Photo by Johnny Jackson
Keynote speaker Gov. Nathan Deal spoke to 250 graduates Saturday at Clayton State University.
MORROW — Graduates had few words to describe the latest hallmark in their lives.
“This is a wonderful accomplishment,” said Beatrice Eloy as she left her family members to join the commencement procession.
Eloy received a Bachelor of Science degree in nursing Saturday from Clayton State University — something she had waited six years to do.
The young mother said she has positive prospects for employment once she passes exams to become a licensed nurse. Her son, Brice Wade, waited with her aunt, Jesula Ornelus, who appeared anxious.
“I’m so excited,” said Ornelus.
There were 265 graduates from the College of Arts and Sciences who heard from keynote speaker Atlanta City Councilman Kwanza Hall during commencement ceremonies.
“The way the world is now, the road less-traveled is not the exception, but the rule,” he said. “We have a GPS [global positioning system] in our cars, but not in our lives. You have to have a GPS for your soul. You have to develop your own GPS along the road of life.”
On Saturday morning, about 250 degree recipients from the College of Business, the College of Health and the College of Information and Mathematical Sciences heard from keynote speaker Gov. Nathan Deal.
“We’re all very proud of you,” said Deal, the first sitting governor to address a Clayton State graduation.
He delivered a two-prong message about going above and beyond to accomplish things in life and doing so with humility and character.
“Good enough is not good enough,” said Deal.
He told listeners to always do better than sufficient. That character, he said, will help guide them to success.
“I believe it’s not what you know or who you know but who you are that dictates your future,” he said.

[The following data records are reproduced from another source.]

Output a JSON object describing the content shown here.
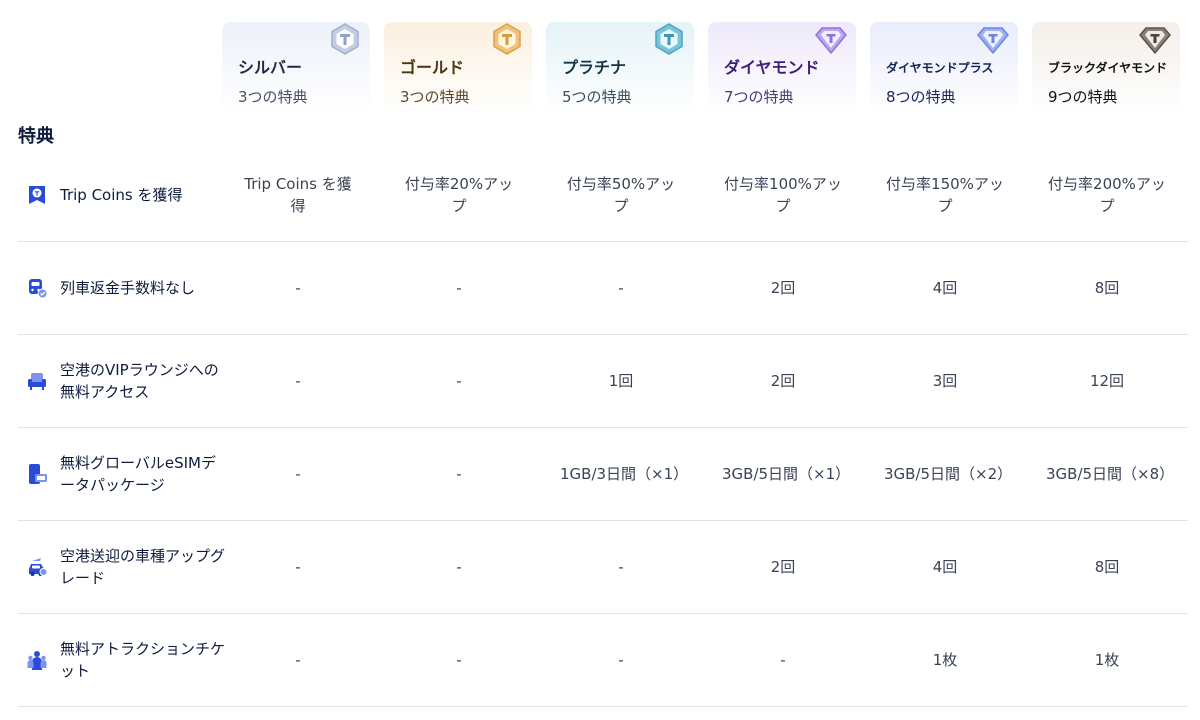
{
  "tiers": [
    {
      "name": "シルバー",
      "count": "3つの特典",
      "icon": "silver-badge-icon",
      "bg_top": "#eef1fa",
      "name_color": "#1f2a44",
      "count_color": "#4a5165",
      "accent": "#b8c4dd"
    },
    {
      "name": "ゴールド",
      "count": "3つの特典",
      "icon": "gold-badge-icon",
      "bg_top": "#fbf0df",
      "name_color": "#4a3412",
      "count_color": "#5c4a2a",
      "accent": "#e3b367"
    },
    {
      "name": "プラチナ",
      "count": "5つの特典",
      "icon": "platinum-badge-icon",
      "bg_top": "#e4f3f8",
      "name_color": "#123447",
      "count_color": "#3a4f5c",
      "accent": "#6fb7cf"
    },
    {
      "name": "ダイヤモンド",
      "count": "7つの特典",
      "icon": "diamond-icon",
      "bg_top": "#eee9fb",
      "name_color": "#3b1f7a",
      "count_color": "#4b3d77",
      "accent": "#a58ee3"
    },
    {
      "name": "ダイヤモンドプラス",
      "count": "8つの特典",
      "icon": "diamond-plus-icon",
      "bg_top": "#e9ecfb",
      "name_color": "#14224f",
      "count_color": "#1b2556",
      "accent": "#8c9ee8"
    },
    {
      "name": "ブラックダイヤモンド",
      "count": "9つの特典",
      "icon": "black-diamond-icon",
      "bg_top": "#f4efe9",
      "name_color": "#111111",
      "count_color": "#111111",
      "accent": "#7a6f6a"
    }
  ],
  "section_title": "特典",
  "rows": [
    {
      "label": "Trip Coins を獲得",
      "icon": "trip-coins-icon",
      "values": [
        "Trip Coins を獲得",
        "付与率20%アップ",
        "付与率50%アップ",
        "付与率100%アップ",
        "付与率150%アップ",
        "付与率200%アップ"
      ]
    },
    {
      "label": "列車返金手数料なし",
      "icon": "train-refund-icon",
      "values": [
        "-",
        "-",
        "-",
        "2回",
        "4回",
        "8回"
      ]
    },
    {
      "label": "空港のVIPラウンジへの無料アクセス",
      "icon": "lounge-seat-icon",
      "values": [
        "-",
        "-",
        "1回",
        "2回",
        "3回",
        "12回"
      ]
    },
    {
      "label": "無料グローバルeSIMデータパッケージ",
      "icon": "esim-icon",
      "values": [
        "-",
        "-",
        "1GB/3日間（×1）",
        "3GB/5日間（×1）",
        "3GB/5日間（×2）",
        "3GB/5日間（×8）"
      ]
    },
    {
      "label": "空港送迎の車種アップグレード",
      "icon": "car-upgrade-icon",
      "values": [
        "-",
        "-",
        "-",
        "2回",
        "4回",
        "8回"
      ]
    },
    {
      "label": "無料アトラクションチケット",
      "icon": "attraction-ticket-icon",
      "values": [
        "-",
        "-",
        "-",
        "-",
        "1枚",
        "1枚"
      ]
    }
  ]
}
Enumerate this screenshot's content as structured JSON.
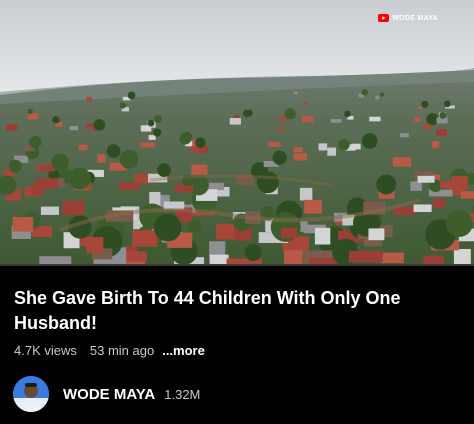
{
  "video": {
    "watermark_text": "WODE MAYA",
    "watermark_icon": "youtube-logo-icon",
    "progress_fraction": 0.0
  },
  "title": "She Gave Birth To 44 Children With Only One Husband!",
  "meta": {
    "views": "4.7K views",
    "time_ago": "53 min ago",
    "more_label": "...more"
  },
  "channel": {
    "name": "WODE MAYA",
    "subscribers": "1.32M",
    "avatar_icon": "channel-avatar"
  },
  "colors": {
    "background": "#000000",
    "accent": "#ff0000",
    "secondary_text": "#c8c8c8"
  }
}
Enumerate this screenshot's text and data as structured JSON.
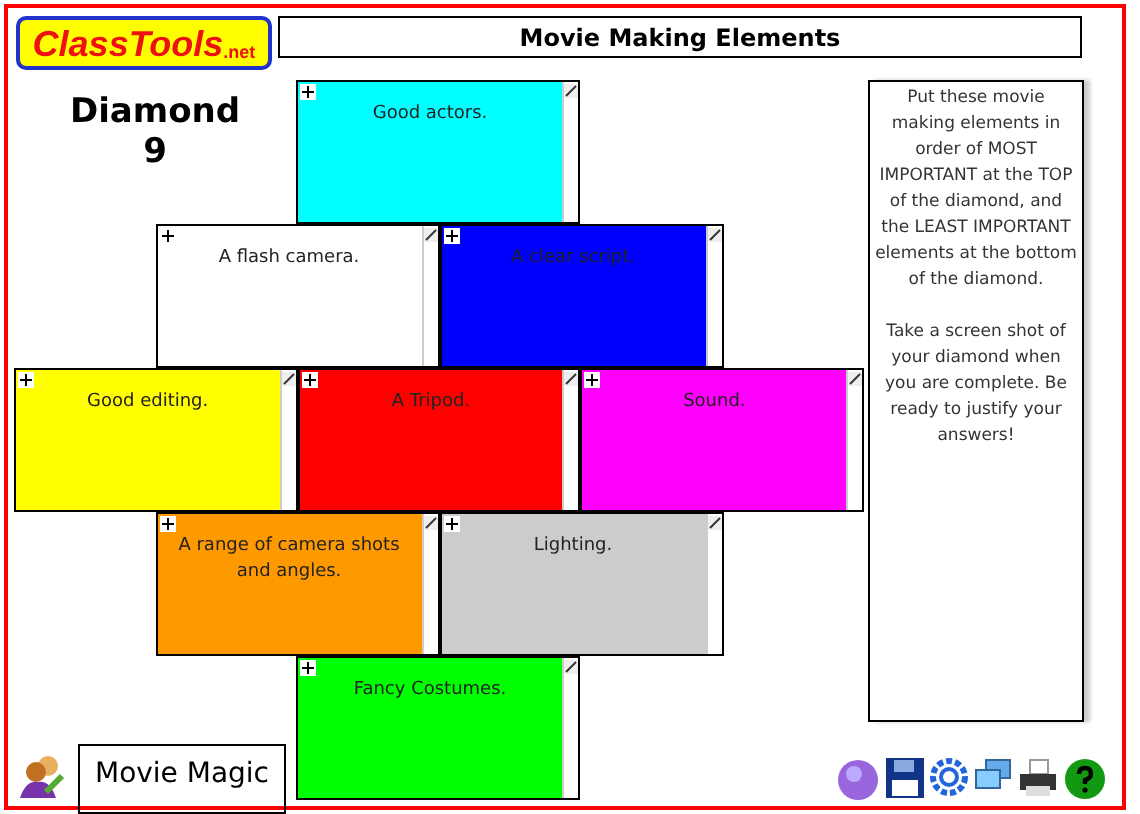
{
  "logo": {
    "text": "ClassTools",
    "suffix": ".net"
  },
  "title": "Movie Making Elements",
  "heading": [
    "Diamond",
    "9"
  ],
  "rows": [
    [
      {
        "text": "Good actors.",
        "color": "#00ffff"
      }
    ],
    [
      {
        "text": "A flash camera.",
        "color": "#ffffff"
      },
      {
        "text": "A clear script.",
        "color": "#0000ff"
      }
    ],
    [
      {
        "text": "Good editing.",
        "color": "#ffff00"
      },
      {
        "text": "A Tripod.",
        "color": "#ff0000"
      },
      {
        "text": "Sound.",
        "color": "#ff00ff"
      }
    ],
    [
      {
        "text": "A range of camera shots and angles.",
        "color": "#ff9900"
      },
      {
        "text": "Lighting.",
        "color": "#cccccc"
      }
    ],
    [
      {
        "text": "Fancy Costumes.",
        "color": "#00ff00"
      }
    ]
  ],
  "instructions": [
    "Put these movie making elements in order of MOST IMPORTANT at the TOP of the diamond, and the LEAST IMPORTANT elements at the bottom of the diamond.",
    "Take a screen shot of your diamond when you are complete.  Be ready to justify your answers!"
  ],
  "name": "Movie Magic"
}
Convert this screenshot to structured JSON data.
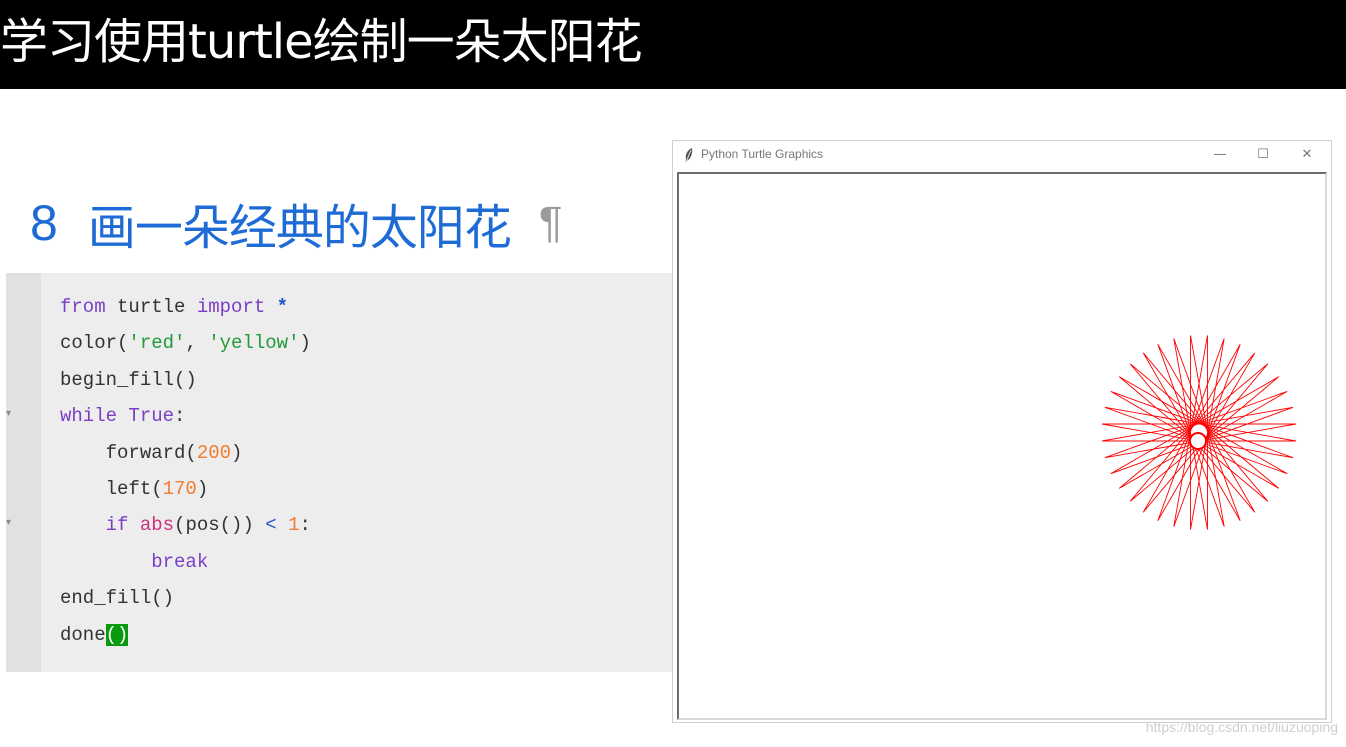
{
  "slide": {
    "title": "学习使用turtle绘制一朵太阳花"
  },
  "section": {
    "number": "8",
    "title": "画一朵经典的太阳花",
    "pilcrow": "¶"
  },
  "code": {
    "lines": [
      {
        "tokens": [
          {
            "t": "from",
            "c": "kw"
          },
          {
            "t": " turtle ",
            "c": ""
          },
          {
            "t": "import",
            "c": "kw"
          },
          {
            "t": " ",
            "c": ""
          },
          {
            "t": "*",
            "c": "kw2"
          }
        ]
      },
      {
        "tokens": [
          {
            "t": "color(",
            "c": ""
          },
          {
            "t": "'red'",
            "c": "str"
          },
          {
            "t": ", ",
            "c": ""
          },
          {
            "t": "'yellow'",
            "c": "str"
          },
          {
            "t": ")",
            "c": ""
          }
        ]
      },
      {
        "tokens": [
          {
            "t": "begin_fill()",
            "c": ""
          }
        ]
      },
      {
        "tokens": [
          {
            "t": "while",
            "c": "kw"
          },
          {
            "t": " ",
            "c": ""
          },
          {
            "t": "True",
            "c": "kw"
          },
          {
            "t": ":",
            "c": ""
          }
        ]
      },
      {
        "tokens": [
          {
            "t": "    forward(",
            "c": ""
          },
          {
            "t": "200",
            "c": "num"
          },
          {
            "t": ")",
            "c": ""
          }
        ]
      },
      {
        "tokens": [
          {
            "t": "    left(",
            "c": ""
          },
          {
            "t": "170",
            "c": "num"
          },
          {
            "t": ")",
            "c": ""
          }
        ]
      },
      {
        "tokens": [
          {
            "t": "    ",
            "c": ""
          },
          {
            "t": "if",
            "c": "kw"
          },
          {
            "t": " ",
            "c": ""
          },
          {
            "t": "abs",
            "c": "fn"
          },
          {
            "t": "(pos()) ",
            "c": ""
          },
          {
            "t": "<",
            "c": "op"
          },
          {
            "t": " ",
            "c": ""
          },
          {
            "t": "1",
            "c": "num"
          },
          {
            "t": ":",
            "c": ""
          }
        ]
      },
      {
        "tokens": [
          {
            "t": "        ",
            "c": ""
          },
          {
            "t": "break",
            "c": "kw"
          }
        ]
      },
      {
        "tokens": [
          {
            "t": "end_fill()",
            "c": ""
          }
        ]
      },
      {
        "tokens": [
          {
            "t": "done",
            "c": ""
          },
          {
            "t": "()",
            "c": "cursor-hl"
          }
        ]
      }
    ]
  },
  "turtle_window": {
    "title": "Python Turtle Graphics",
    "minimize_label": "—",
    "maximize_label": "☐",
    "close_label": "✕",
    "pen_color": "#ff0000",
    "fill_color": "#ffff00",
    "forward": 200,
    "turn": 170
  },
  "watermark": "https://blog.csdn.net/liuzuoping",
  "colors": {
    "banner_bg": "#000000",
    "heading_blue": "#1e6bd6",
    "code_bg": "#ededed"
  }
}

Deal spoke to more than 1,500 people jammed into Clayton State’s Athletic and Fitness Center.
Denisha Crompton was among them. She flew in from Bakersfield, Calif., to see her brother, David-Tiawian Crompton, graduate with an MBA.
“I think it’s wonderful,” said Crompton. “We always knew we were going to have to do something, and he’s very business-minded.”
Graduates had few-but-positive words Saturday.
“I feel good,” said Courtney Carlton, whose mother Carol Carlton of Griffin showed up nearly two hours early to see her graduate.
“I can’t find the words,” said her mother. “She’s awesome. She worked hard for this.”
Carol Carlton sat with family friend Matthew Chambers, who got her daughter “started on this road to success.” She credited Chambers with tutoring and encouraging her to keep working towards her degree.
“Without him, I don’t think she would be here,” she said.
Chambers — who graduates Friday with an MBA from Georgia Southern University — said he helped her believe in herself and told her to “be humble and never give up.”
“And always do the best you can and go the extra mile,” interjected Carol Carlton, echoing the governor’s sentiments.
Commencement ceremonies were also highlighted by the awarding of a posthumous degree to the family of the late Scharlie-Marteace Lockhart, one of Clayton State’s best-known alumni and student workers.
Lockhart died unexpectedly March 1, while pursuing his master’s in liberal studies at Clayton State. He earned a Bachelor of Science degree in sociology from the university.
Clayton State President Dr. Thomas J. Hynes presented the posthumous degree to Lockhart’s mother, Meirley Lockhart of Riverdale. His sister, Dr. Sharbrenia Lockhart-Thompson of Ellenwood, also attended.